* _WORK TO BE COMPLETED_
Word for word, restate the entries below, but exclude the images.

* _App and web page records_
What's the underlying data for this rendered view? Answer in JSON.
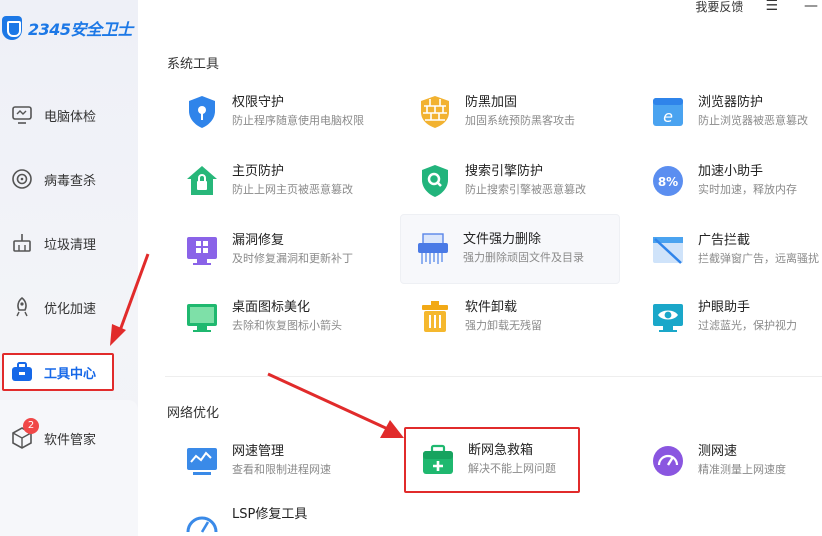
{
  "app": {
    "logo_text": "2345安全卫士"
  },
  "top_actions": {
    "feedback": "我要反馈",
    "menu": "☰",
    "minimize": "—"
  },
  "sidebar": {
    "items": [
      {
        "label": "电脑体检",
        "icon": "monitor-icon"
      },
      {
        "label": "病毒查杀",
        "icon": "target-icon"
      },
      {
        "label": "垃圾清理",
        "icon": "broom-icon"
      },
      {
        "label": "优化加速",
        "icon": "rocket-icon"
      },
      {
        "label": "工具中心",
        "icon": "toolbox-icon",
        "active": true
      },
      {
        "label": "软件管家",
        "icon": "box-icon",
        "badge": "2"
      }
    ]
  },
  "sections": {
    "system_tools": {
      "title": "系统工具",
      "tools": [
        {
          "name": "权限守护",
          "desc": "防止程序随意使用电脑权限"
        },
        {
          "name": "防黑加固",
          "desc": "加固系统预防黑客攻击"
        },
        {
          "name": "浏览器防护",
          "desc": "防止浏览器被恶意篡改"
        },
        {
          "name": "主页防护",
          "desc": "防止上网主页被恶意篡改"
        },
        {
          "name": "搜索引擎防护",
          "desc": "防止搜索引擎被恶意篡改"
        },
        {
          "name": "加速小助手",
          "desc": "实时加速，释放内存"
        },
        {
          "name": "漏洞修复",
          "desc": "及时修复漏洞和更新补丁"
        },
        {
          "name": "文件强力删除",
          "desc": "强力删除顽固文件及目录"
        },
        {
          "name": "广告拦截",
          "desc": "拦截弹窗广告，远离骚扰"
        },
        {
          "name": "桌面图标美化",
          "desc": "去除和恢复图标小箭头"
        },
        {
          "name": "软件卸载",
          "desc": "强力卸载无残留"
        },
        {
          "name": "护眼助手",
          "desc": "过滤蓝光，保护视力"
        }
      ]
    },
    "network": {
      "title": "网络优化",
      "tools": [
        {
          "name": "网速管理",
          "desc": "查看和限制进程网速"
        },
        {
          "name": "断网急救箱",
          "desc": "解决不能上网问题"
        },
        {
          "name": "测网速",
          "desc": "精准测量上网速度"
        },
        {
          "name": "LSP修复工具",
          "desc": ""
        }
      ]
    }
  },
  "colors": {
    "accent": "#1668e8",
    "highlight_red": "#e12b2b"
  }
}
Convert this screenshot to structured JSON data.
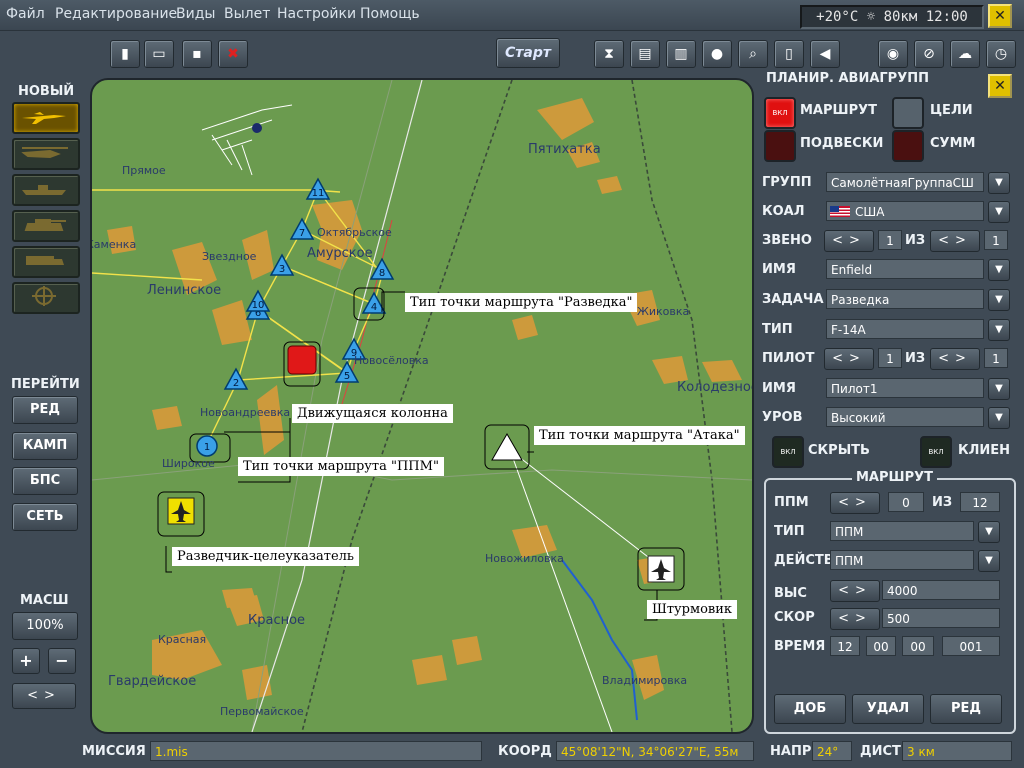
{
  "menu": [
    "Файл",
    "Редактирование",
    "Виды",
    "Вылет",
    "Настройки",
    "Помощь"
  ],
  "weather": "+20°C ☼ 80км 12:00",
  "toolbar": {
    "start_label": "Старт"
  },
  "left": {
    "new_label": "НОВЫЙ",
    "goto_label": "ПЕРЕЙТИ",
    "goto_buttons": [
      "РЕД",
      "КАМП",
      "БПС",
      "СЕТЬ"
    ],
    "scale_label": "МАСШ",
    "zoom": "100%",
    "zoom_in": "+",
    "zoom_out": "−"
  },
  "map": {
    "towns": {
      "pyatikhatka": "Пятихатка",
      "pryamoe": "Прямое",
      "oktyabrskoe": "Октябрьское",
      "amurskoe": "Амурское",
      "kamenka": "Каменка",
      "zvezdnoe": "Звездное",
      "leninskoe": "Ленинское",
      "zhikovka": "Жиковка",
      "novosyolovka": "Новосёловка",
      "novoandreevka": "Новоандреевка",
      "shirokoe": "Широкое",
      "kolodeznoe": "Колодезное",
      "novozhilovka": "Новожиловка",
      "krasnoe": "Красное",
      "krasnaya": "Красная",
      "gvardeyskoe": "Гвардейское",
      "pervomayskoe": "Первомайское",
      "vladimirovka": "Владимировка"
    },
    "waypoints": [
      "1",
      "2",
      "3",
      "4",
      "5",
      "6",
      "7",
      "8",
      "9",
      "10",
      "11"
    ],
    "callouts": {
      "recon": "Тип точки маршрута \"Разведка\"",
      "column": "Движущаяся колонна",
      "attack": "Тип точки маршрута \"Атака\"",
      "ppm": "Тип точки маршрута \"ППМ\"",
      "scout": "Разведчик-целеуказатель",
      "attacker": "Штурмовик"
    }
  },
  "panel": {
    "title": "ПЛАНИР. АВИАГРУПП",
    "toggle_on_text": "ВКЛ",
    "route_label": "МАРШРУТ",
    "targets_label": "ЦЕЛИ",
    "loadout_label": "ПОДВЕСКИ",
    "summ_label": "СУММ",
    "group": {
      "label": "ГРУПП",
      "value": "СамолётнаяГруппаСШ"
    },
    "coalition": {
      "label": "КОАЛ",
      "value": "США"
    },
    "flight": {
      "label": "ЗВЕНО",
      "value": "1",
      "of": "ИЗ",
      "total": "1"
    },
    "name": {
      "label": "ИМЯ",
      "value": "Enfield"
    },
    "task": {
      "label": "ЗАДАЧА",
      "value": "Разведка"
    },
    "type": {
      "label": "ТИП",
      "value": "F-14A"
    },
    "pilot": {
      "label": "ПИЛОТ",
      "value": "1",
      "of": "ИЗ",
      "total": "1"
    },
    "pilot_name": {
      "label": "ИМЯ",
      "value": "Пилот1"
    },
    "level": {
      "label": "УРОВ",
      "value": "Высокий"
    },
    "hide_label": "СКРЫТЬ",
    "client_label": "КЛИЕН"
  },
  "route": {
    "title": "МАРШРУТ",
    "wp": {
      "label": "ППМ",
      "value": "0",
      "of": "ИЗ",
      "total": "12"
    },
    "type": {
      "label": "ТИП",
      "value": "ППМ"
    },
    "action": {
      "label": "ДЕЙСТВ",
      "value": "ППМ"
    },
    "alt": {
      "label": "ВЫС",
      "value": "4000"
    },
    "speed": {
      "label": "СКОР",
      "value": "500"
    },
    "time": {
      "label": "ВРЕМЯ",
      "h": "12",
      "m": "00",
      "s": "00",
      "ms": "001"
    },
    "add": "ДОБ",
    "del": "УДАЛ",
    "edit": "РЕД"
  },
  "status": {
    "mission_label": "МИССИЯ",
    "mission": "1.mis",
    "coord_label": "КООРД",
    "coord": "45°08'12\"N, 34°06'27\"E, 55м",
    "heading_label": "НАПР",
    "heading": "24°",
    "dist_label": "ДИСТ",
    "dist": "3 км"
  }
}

* _SOLUTION TO THIS EXERCISE_
What's the underlying data for this rendered view? Answer in JSON.
{
  "app": {
    "logo_text": "2345安全卫士"
  },
  "top_actions": {
    "feedback": "我要反馈",
    "menu": "☰",
    "minimize": "—"
  },
  "sidebar": {
    "items": [
      {
        "label": "电脑体检",
        "icon": "monitor-icon"
      },
      {
        "label": "病毒查杀",
        "icon": "target-icon"
      },
      {
        "label": "垃圾清理",
        "icon": "broom-icon"
      },
      {
        "label": "优化加速",
        "icon": "rocket-icon"
      },
      {
        "label": "工具中心",
        "icon": "toolbox-icon",
        "active": true
      },
      {
        "label": "软件管家",
        "icon": "box-icon",
        "badge": "2"
      }
    ]
  },
  "sections": {
    "system_tools": {
      "title": "系统工具",
      "tools": [
        {
          "name": "权限守护",
          "desc": "防止程序随意使用电脑权限"
        },
        {
          "name": "防黑加固",
          "desc": "加固系统预防黑客攻击"
        },
        {
          "name": "浏览器防护",
          "desc": "防止浏览器被恶意篡改"
        },
        {
          "name": "主页防护",
          "desc": "防止上网主页被恶意篡改"
        },
        {
          "name": "搜索引擎防护",
          "desc": "防止搜索引擎被恶意篡改"
        },
        {
          "name": "加速小助手",
          "desc": "实时加速，释放内存"
        },
        {
          "name": "漏洞修复",
          "desc": "及时修复漏洞和更新补丁"
        },
        {
          "name": "文件强力删除",
          "desc": "强力删除顽固文件及目录"
        },
        {
          "name": "广告拦截",
          "desc": "拦截弹窗广告，远离骚扰"
        },
        {
          "name": "桌面图标美化",
          "desc": "去除和恢复图标小箭头"
        },
        {
          "name": "软件卸载",
          "desc": "强力卸载无残留"
        },
        {
          "name": "护眼助手",
          "desc": "过滤蓝光，保护视力"
        }
      ]
    },
    "network": {
      "title": "网络优化",
      "tools": [
        {
          "name": "网速管理",
          "desc": "查看和限制进程网速"
        },
        {
          "name": "断网急救箱",
          "desc": "解决不能上网问题"
        },
        {
          "name": "测网速",
          "desc": "精准测量上网速度"
        },
        {
          "name": "LSP修复工具",
          "desc": ""
        }
      ]
    }
  },
  "colors": {
    "accent": "#1668e8",
    "highlight_red": "#e12b2b"
  }
}
Convert this screenshot to structured JSON data.
{
  "menu": [
    "Файл",
    "Редактирование",
    "Виды",
    "Вылет",
    "Настройки",
    "Помощь"
  ],
  "weather": "+20°C ☼ 80км 12:00",
  "toolbar": {
    "start_label": "Старт"
  },
  "left": {
    "new_label": "НОВЫЙ",
    "goto_label": "ПЕРЕЙТИ",
    "goto_buttons": [
      "РЕД",
      "КАМП",
      "БПС",
      "СЕТЬ"
    ],
    "scale_label": "МАСШ",
    "zoom": "100%",
    "zoom_in": "+",
    "zoom_out": "−"
  },
  "map": {
    "towns": {
      "pyatikhatka": "Пятихатка",
      "pryamoe": "Прямое",
      "oktyabrskoe": "Октябрьское",
      "amurskoe": "Амурское",
      "kamenka": "Каменка",
      "zvezdnoe": "Звездное",
      "leninskoe": "Ленинское",
      "zhikovka": "Жиковка",
      "novosyolovka": "Новосёловка",
      "novoandreevka": "Новоандреевка",
      "shirokoe": "Широкое",
      "kolodeznoe": "Колодезное",
      "novozhilovka": "Новожиловка",
      "krasnoe": "Красное",
      "krasnaya": "Красная",
      "gvardeyskoe": "Гвардейское",
      "pervomayskoe": "Первомайское",
      "vladimirovka": "Владимировка"
    },
    "waypoints": [
      "1",
      "2",
      "3",
      "4",
      "5",
      "6",
      "7",
      "8",
      "9",
      "10",
      "11"
    ],
    "callouts": {
      "recon": "Тип точки маршрута \"Разведка\"",
      "column": "Движущаяся колонна",
      "attack": "Тип точки маршрута \"Атака\"",
      "ppm": "Тип точки маршрута \"ППМ\"",
      "scout": "Разведчик-целеуказатель",
      "attacker": "Штурмовик"
    }
  },
  "panel": {
    "title": "ПЛАНИР. АВИАГРУПП",
    "toggle_on_text": "ВКЛ",
    "route_label": "МАРШРУТ",
    "targets_label": "ЦЕЛИ",
    "loadout_label": "ПОДВЕСКИ",
    "summ_label": "СУММ",
    "group": {
      "label": "ГРУПП",
      "value": "СамолётнаяГруппаСШ"
    },
    "coalition": {
      "label": "КОАЛ",
      "value": "США"
    },
    "flight": {
      "label": "ЗВЕНО",
      "value": "1",
      "of": "ИЗ",
      "total": "1"
    },
    "name": {
      "label": "ИМЯ",
      "value": "Enfield"
    },
    "task": {
      "label": "ЗАДАЧА",
      "value": "Разведка"
    },
    "type": {
      "label": "ТИП",
      "value": "F-14A"
    },
    "pilot": {
      "label": "ПИЛОТ",
      "value": "1",
      "of": "ИЗ",
      "total": "1"
    },
    "pilot_name": {
      "label": "ИМЯ",
      "value": "Пилот1"
    },
    "level": {
      "label": "УРОВ",
      "value": "Высокий"
    },
    "hide_label": "СКРЫТЬ",
    "client_label": "КЛИЕН"
  },
  "route": {
    "title": "МАРШРУТ",
    "wp": {
      "label": "ППМ",
      "value": "0",
      "of": "ИЗ",
      "total": "12"
    },
    "type": {
      "label": "ТИП",
      "value": "ППМ"
    },
    "action": {
      "label": "ДЕЙСТВ",
      "value": "ППМ"
    },
    "alt": {
      "label": "ВЫС",
      "value": "4000"
    },
    "speed": {
      "label": "СКОР",
      "value": "500"
    },
    "time": {
      "label": "ВРЕМЯ",
      "h": "12",
      "m": "00",
      "s": "00",
      "ms": "001"
    },
    "add": "ДОБ",
    "del": "УДАЛ",
    "edit": "РЕД"
  },
  "status": {
    "mission_label": "МИССИЯ",
    "mission": "1.mis",
    "coord_label": "КООРД",
    "coord": "45°08'12\"N, 34°06'27\"E, 55м",
    "heading_label": "НАПР",
    "heading": "24°",
    "dist_label": "ДИСТ",
    "dist": "3 км"
  }
}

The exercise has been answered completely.